We do try to follow the Internet model in terms of the breadth and depth of the variety of things we cover, rather than trying to make any kind of editorial or curatorial stances in terms of what we collect.
Q. Would you say the library is like a living Internet?
A. Yes, in a lot of ways. As I’ve grown with the project, and as loose as it is, and with as many problems as that’s caused, it’s allowed the project to work extremely well. We’ve come a long way in terms of our mission and who we serve and the best ways to serve them. It is much more driven by the theory of technology that it was in 2006.
Ideally, I’d like to see more of these local libraries created. I’m moving to Los Angeles next year and I’m starting one there. And if we can multiple ones going around the United States, you’ll be able to look very deeply into different regions and different community. We may aggregate through traveling exhibitions and research to show how movements have developed at a grassroots level, because we have all this stuff that would have otherwise thrown away.
Q. Can you give some examples of the kind of work you have in the library right now?
A. We have issues of the Chicago Review, the Journal of Ordinary Thought from the Neighborhood Writing Alliance, Fractal Edge Press, Poetry Magazine, Punk Planet – those are the kinds of things we have that people may of heard of.
In the middle realm of obscurity, we have zines from the 1980s that were made by people who are very successful writers now or critics. We have a lot of In These Times, Venus, Dumpster Land, Trading Punches with Grandma, zines that people of a certain generation from Chicago would know. We’ve got books of poetry, handmade art books, things made in small numbers where one or two copies exist.
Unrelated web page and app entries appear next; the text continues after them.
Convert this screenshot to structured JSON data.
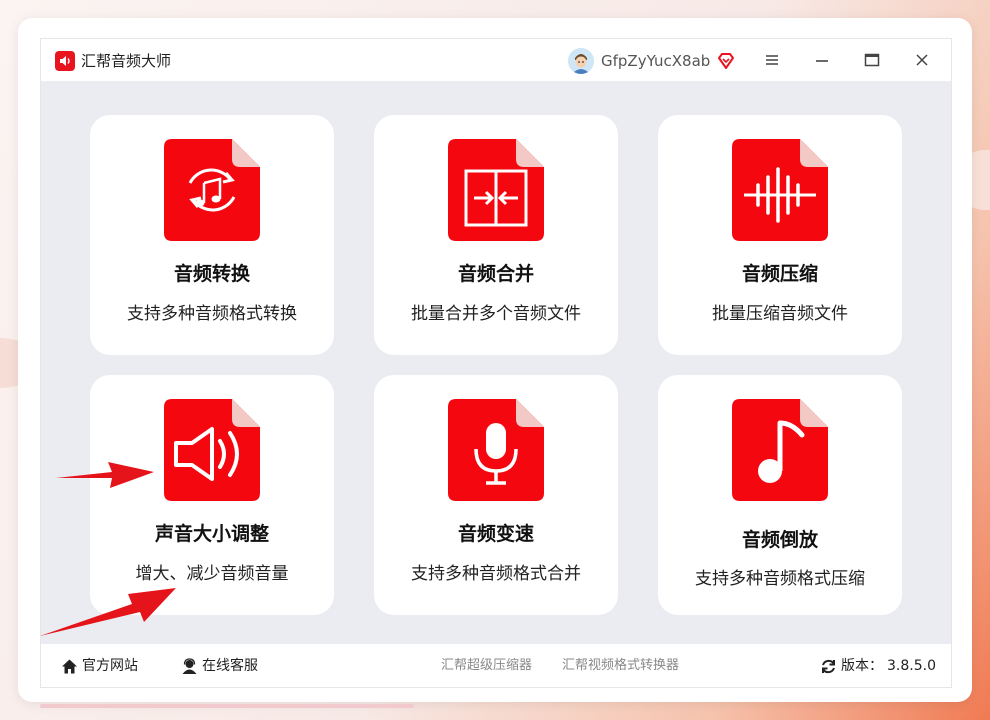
{
  "app": {
    "title": "汇帮音频大师",
    "username": "GfpZyYucX8ab",
    "accent_color": "#e8141e",
    "icons": {
      "logo": "speaker-icon",
      "vip": "diamond-icon",
      "menu": "menu-icon",
      "minimize": "minimize-icon",
      "maximize": "maximize-icon",
      "close": "close-icon"
    }
  },
  "tiles": [
    {
      "title": "音频转换",
      "desc": "支持多种音频格式转换",
      "icon": "audio-convert-icon"
    },
    {
      "title": "音频合并",
      "desc": "批量合并多个音频文件",
      "icon": "audio-merge-icon"
    },
    {
      "title": "音频压缩",
      "desc": "批量压缩音频文件",
      "icon": "audio-compress-icon"
    },
    {
      "title": "声音大小调整",
      "desc": "增大、减少音频音量",
      "icon": "volume-icon"
    },
    {
      "title": "音频变速",
      "desc": "支持多种音频格式合并",
      "icon": "microphone-icon"
    },
    {
      "title": "音频倒放",
      "desc": "支持多种音频格式压缩",
      "icon": "music-note-icon"
    }
  ],
  "footer": {
    "official_site": "官方网站",
    "online_service": "在线客服",
    "link_compressor": "汇帮超级压缩器",
    "link_video_converter": "汇帮视频格式转换器",
    "version_label": "版本：",
    "version": "3.8.5.0"
  },
  "annotation_arrow_color": "#e5141b"
}
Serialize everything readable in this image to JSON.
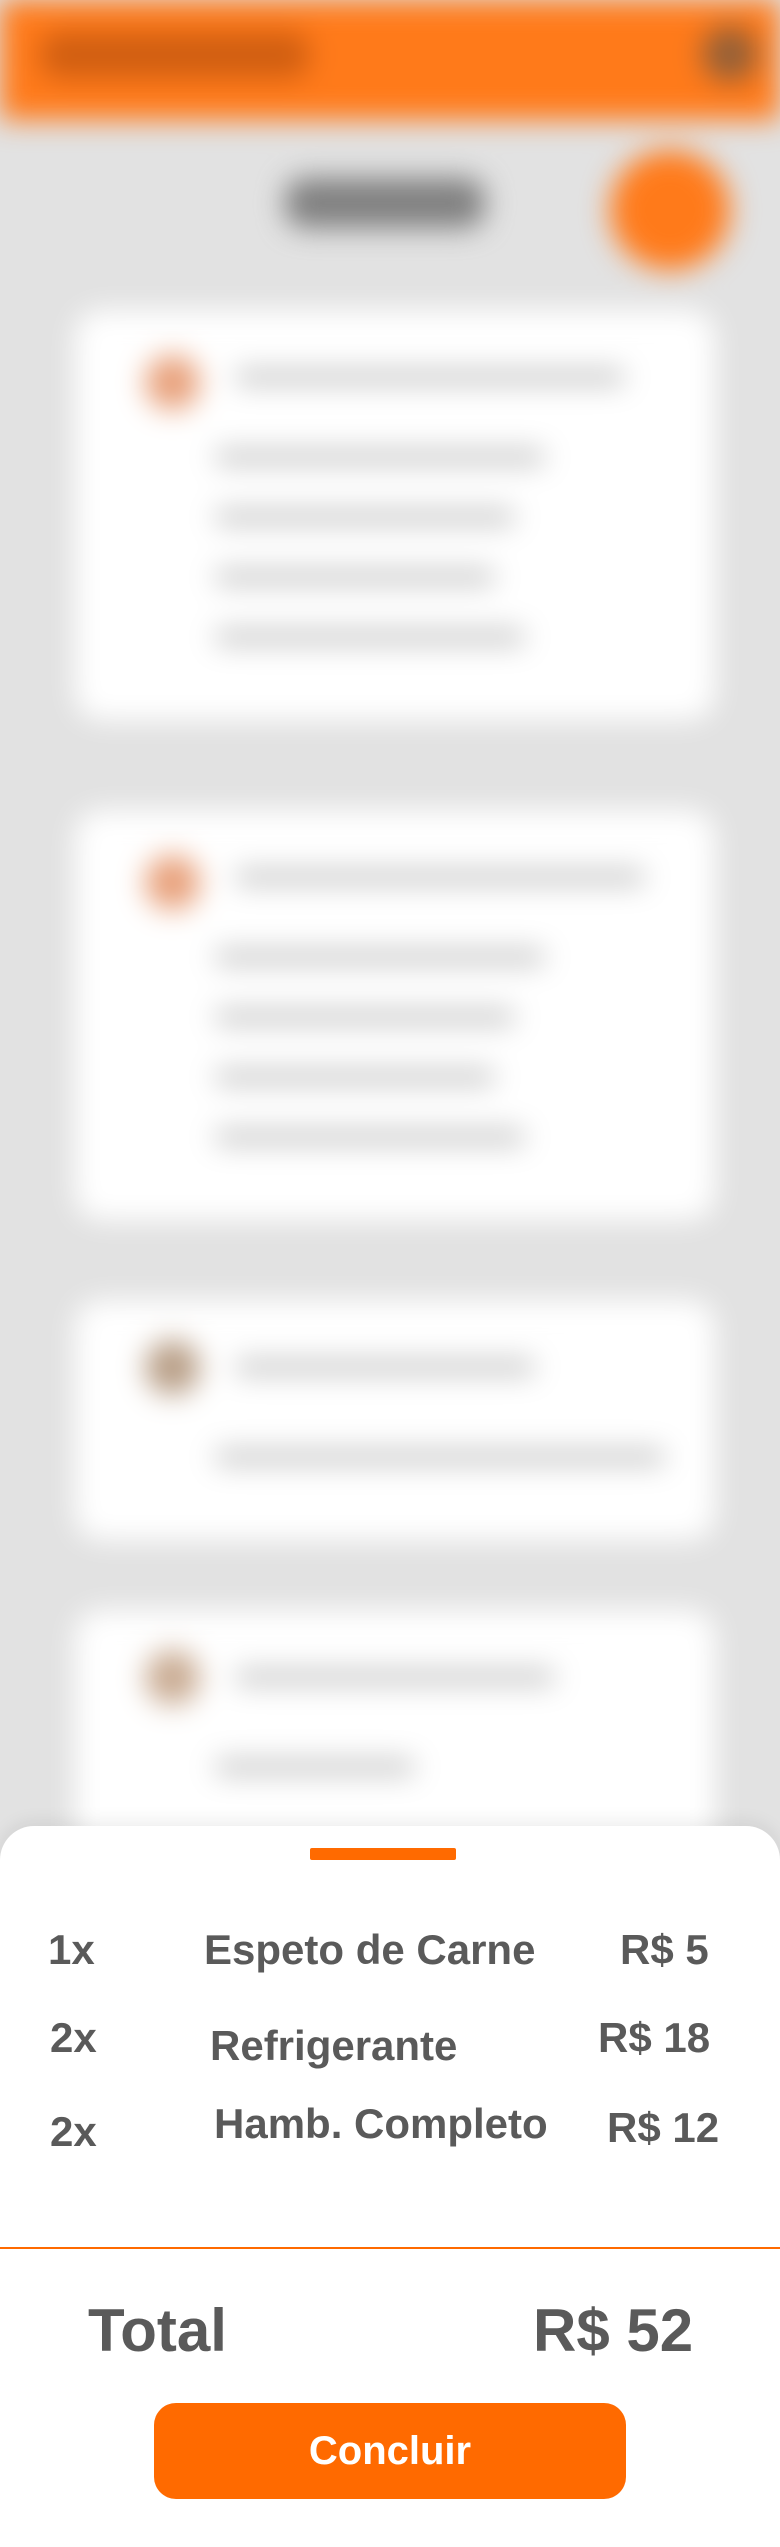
{
  "sheet": {
    "items": [
      {
        "qty": "1x",
        "name": "Espeto de Carne",
        "price": "R$ 5"
      },
      {
        "qty": "2x",
        "name": "Refrigerante",
        "price": "R$ 18"
      },
      {
        "qty": "2x",
        "name": "Hamb. Completo",
        "price": "R$ 12"
      }
    ],
    "total_label": "Total",
    "total_value": "R$ 52",
    "conclude_label": "Concluir"
  },
  "colors": {
    "accent": "#ff6a00",
    "text": "#5a5a5a",
    "background": "#e2e2e2"
  }
}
What binds it all together is its all Chicago specific.
We’re open 1-5 p.m. Saturdays at this point, but we do take appointments.
We’re starting to do a lot more events now. We do a series called Orphan Works were we have people who aren’t writers – musicians, film maker, sound artist, graphic designers, visual artist – we have them reinterpret works from our collection. It gets them into a wider audience and shows that (the library) is not just a repository, but it can be even more of a living organism and encourage the production of new works. For something like that we bring out a “pop-out” library to the event so people can actually see it and lay their hands on it. We’re looking to start doing that at other events – for instance, someone who is giving a lecture on some sort of Chicago history – we can come and bring a series of books that relate to that and expand on what’s being discussed as a resource.
Q. Are you expecting a good turnout for Science of Obscurity tonight?
A. We are expecting a big turnout. I’m really keeping my fingers crossed because it was a combination of four different ideas we had for events. We have people participating all over the map. It’s a great way to do a literary event that’s more inclusive. We have a lot of people from the performance community or art community.
Q. How are you actually going to launch the books?
A. On a trebuchet. It’s going to be outside, and at the end of the night we’re shredding everyone’s rejection letters and we’re going to ball them up and launch them down the street as well. I’m really looking forward to it.